Nine years after becoming the first state to allow same-sex civil unions, Vermont has become the first state to approve same-sex marriage without a court order.
The Vermont House on April 7 overrode an earlier veto by Governor Jim Douglas in a 100-49 vote, following a lopsided veto override by the state Senate. Vermont becomes the fourth state—and the second in a week—to allow gay marriage, joining Massachusetts, Connecticut and Iowa.
On the same day, the District of Columbia took the first step toward recognizing same-sex marriages performed in other jurisdictions, a move that some predict may ultimately lead to legalized gay weddings in the nation’s capital.
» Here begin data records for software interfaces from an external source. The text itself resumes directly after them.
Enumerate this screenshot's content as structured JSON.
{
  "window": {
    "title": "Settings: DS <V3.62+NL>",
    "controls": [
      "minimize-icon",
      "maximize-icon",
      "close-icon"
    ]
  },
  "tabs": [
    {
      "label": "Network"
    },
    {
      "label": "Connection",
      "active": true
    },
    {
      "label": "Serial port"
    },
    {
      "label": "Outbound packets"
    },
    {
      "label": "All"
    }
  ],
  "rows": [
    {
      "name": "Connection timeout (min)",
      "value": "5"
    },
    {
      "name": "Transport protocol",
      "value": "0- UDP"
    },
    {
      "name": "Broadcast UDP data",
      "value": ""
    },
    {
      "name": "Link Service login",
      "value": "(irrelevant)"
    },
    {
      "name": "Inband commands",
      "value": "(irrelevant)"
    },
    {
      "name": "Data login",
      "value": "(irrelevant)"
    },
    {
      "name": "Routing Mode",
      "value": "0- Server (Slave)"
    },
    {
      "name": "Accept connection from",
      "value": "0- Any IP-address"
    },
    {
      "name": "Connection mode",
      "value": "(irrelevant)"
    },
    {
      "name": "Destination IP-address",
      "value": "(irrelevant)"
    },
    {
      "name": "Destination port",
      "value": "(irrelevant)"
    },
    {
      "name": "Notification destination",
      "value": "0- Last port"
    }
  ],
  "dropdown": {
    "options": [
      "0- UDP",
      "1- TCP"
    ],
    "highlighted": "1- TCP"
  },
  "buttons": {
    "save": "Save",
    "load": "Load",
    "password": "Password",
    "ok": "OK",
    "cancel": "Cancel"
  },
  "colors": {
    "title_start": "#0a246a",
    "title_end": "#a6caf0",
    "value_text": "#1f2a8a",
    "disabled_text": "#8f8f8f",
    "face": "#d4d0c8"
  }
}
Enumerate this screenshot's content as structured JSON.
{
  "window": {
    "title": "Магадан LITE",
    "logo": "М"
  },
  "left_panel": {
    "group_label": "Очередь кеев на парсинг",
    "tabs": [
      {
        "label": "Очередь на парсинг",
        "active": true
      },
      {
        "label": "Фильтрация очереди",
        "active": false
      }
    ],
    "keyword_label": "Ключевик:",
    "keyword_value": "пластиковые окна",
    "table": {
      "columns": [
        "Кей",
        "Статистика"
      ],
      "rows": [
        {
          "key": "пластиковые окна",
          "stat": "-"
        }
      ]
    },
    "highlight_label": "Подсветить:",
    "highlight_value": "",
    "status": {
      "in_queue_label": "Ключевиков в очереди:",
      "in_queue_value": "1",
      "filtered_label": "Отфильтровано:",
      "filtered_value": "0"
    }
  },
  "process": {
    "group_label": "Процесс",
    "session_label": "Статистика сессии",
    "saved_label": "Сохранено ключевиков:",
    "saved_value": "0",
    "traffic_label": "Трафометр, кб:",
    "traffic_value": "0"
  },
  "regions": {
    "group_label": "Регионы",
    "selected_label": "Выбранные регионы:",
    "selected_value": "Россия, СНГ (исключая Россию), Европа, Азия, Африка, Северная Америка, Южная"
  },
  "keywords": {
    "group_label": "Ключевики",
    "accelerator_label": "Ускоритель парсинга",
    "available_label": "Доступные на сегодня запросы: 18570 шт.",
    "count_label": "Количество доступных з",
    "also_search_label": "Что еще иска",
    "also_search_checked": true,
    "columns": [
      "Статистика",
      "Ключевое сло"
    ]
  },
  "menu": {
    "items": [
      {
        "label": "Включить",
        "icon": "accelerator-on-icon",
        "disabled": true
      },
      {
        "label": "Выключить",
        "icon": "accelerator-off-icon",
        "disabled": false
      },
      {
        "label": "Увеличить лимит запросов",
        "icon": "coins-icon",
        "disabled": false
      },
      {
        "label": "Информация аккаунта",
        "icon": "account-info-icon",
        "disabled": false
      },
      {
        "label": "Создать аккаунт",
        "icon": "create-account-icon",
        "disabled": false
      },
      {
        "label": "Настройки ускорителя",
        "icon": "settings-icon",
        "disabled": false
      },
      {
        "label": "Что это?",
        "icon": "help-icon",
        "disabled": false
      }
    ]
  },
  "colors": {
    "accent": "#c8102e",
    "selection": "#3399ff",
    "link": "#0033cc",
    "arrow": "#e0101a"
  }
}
Gay rights groups said the Vermont decision—particularly its lack of a court mandate—will no doubt have ramifications in other states. California lawmakers, for example, have twice passed gay marriage bills that were vetoed by Gover nor Arnold Schwarzenegger.